Thursday, 29 August 2013

Rising damp...Blyford Church

                                    All Saints Church Blyford

This little church set on the corner of a village road junction in Suffolk proved perplexing to me. It has Norman origins with it’s doorways typical of that era, but the church has been vastly restored with most of the outer walls coated, probably in the C19th…the damp seems to be rising up these walls and some of the coating is peeling off which is not very pleasing to the eye.
The church porch added in the C15 has walls which taper inwards toward the bottom. I have seen this type of thing before, but this is very obvious.

On entering the church via the C15th North porch and through the Norman doorway, the first thing I noticed was the overpowering odour of dampness....the three steps down into the Nave have green staining around them and even the church literature felt damp to the touch. My instant thought was to wonder if this church had ever been flooded, or if  water is seeping up through the foundations – it is fairly close to a river.
...I couldn't remain in the unpleasant oppressive atmosphere for long as it was making me feel nauseous ... It was vastly different to the warm fresh Summer air outside.

holy water stoup

               stave locker

 Inside the church it is light and seems to be well loved and cared for. There are a few things worthy of particular note.  It was unusual to find a ‘banner stave locker’ at the West end of the North wall, these have usually been blocked up.

There’s a C13th Font of octagonal design at the West end of the church. I imagine this looked quite wonderful in it’s hey-day, but sadly it’s panel carvings have deteriorated badly over the years.

The pulpit I believe to be Victorian, possibly added to the church during the C19th restoration.

An interesting plaque on the North wall, commemorates Edmund Freeman aged 19 who was killed serving at sea off Guadaloupe in 1809 - I assume he must have been a young man from this local area.….Also there’s a poignant Flanders Cross in the church which belonged to Captain W.E. Day who was killed in action in Flanders in June 1916.
Walking round the outside of the church I saw traces of a scratch dial near the South Norman door.
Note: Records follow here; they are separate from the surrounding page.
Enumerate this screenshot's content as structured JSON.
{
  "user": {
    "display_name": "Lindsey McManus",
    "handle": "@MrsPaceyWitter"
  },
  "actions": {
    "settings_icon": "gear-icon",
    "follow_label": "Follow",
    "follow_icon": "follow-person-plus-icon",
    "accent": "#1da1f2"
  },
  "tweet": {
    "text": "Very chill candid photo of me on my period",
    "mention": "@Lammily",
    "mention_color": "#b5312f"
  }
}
...and near the North porch entrance is an unusual tomb, it looks like a tomb on top of a tomb.

There was an unsettling air about the inside of this church, and my dogs who normally settle down when entering a church seemed very edgy. ...Could it have been because of the strong pervading damp odour, or was there some other reason which they sensed and I didn’t???!

 After leaving All Saints I visited another church close by and the dogs were fine and contented to lie on it’s Nave floor while I explored – so nothing odd in that church!
 I received the impression that they are trying to save All Saints church from more deterioration..I hope they succeed before it’s too late.


  1. I hope they succeed with saving it from further deterioration before it's too late and perhaps get somebody in to exorcise the church and grounds! A great post, as always. xx

  2. How sad to find a church in use, which is deteriorating so fast! The trouble with all old churches is the cost of maintenance & whether the size of congregation makes it worthwhile.
    How strange, that the dogs were so unsettled - very unnnerving.
    Wonderful post.

  3. Thank you both for your kind comments. I've taken dogs inside hundreds of churches and this was the first negative reaction I've ever had from them...makes you wonder, doesn't it!?!